* Data extracted from a collection:
--*--

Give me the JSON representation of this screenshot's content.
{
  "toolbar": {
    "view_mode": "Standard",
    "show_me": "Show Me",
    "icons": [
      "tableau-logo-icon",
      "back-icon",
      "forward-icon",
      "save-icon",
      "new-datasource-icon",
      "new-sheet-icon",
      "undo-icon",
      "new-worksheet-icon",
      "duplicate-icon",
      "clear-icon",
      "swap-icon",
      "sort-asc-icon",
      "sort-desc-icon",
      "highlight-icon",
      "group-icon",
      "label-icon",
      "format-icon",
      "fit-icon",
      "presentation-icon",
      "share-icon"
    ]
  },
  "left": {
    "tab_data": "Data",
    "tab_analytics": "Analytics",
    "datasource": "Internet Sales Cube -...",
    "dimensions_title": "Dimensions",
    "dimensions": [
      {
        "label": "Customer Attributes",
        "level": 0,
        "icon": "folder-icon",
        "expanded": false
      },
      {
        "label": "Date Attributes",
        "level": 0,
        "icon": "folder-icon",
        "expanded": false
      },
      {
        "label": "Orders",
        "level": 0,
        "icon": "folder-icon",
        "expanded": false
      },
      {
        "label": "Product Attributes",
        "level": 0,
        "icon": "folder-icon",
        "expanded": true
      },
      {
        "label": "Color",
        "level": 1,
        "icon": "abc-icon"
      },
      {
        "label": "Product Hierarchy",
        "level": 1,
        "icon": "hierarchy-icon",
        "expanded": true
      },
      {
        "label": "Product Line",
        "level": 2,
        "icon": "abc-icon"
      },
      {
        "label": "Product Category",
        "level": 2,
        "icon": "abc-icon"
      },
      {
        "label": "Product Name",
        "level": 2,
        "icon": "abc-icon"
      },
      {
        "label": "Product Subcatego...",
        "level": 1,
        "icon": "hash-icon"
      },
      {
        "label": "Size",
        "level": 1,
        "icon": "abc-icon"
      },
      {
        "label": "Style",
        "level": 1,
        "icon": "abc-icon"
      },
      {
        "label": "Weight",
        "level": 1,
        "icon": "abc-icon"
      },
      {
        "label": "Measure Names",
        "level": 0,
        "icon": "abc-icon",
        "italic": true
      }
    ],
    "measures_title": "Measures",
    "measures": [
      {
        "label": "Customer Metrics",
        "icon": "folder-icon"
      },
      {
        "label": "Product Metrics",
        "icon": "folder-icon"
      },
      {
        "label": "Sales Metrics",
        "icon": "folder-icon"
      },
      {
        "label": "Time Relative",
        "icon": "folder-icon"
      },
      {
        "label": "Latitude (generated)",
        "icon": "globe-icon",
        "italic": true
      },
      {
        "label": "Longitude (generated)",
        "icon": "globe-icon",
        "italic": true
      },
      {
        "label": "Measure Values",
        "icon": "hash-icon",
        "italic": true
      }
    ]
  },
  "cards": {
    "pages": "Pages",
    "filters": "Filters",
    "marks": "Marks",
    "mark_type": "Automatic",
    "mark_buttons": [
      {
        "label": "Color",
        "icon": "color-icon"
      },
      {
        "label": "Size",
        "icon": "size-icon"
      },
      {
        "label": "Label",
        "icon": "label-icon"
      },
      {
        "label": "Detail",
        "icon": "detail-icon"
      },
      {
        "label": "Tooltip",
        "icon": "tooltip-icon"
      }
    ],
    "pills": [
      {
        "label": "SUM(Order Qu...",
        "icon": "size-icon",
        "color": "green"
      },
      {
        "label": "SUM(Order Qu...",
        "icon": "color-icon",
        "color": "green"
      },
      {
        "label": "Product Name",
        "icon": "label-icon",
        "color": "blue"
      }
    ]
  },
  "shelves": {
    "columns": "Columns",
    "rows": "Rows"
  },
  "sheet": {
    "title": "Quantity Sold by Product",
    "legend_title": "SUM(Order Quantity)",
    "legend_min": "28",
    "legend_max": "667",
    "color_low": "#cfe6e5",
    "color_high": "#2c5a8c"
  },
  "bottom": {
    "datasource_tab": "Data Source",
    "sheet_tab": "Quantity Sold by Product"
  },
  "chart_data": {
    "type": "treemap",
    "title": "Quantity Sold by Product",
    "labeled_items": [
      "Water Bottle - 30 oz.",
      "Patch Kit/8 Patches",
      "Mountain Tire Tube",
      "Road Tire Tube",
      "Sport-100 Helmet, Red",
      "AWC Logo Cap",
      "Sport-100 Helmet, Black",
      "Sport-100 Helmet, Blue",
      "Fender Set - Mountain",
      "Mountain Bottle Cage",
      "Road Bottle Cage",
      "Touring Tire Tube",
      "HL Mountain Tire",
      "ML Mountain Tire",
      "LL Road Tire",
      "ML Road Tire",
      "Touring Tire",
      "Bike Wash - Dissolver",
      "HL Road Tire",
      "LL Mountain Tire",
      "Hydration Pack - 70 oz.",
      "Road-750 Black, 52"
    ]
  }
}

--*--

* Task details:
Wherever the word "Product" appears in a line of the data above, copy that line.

* Completed exercise:
        "label": "Product Attributes",
        "label": "Product Hierarchy",
        "label": "Product Line",
        "label": "Product Category",
        "label": "Product Name",
        "label": "Product Subcatego...",
        "label": "Product Metrics",
        "label": "Product Name",
    "title": "Quantity Sold by Product",
    "sheet_tab": "Quantity Sold by Product"
    "title": "Quantity Sold by Product",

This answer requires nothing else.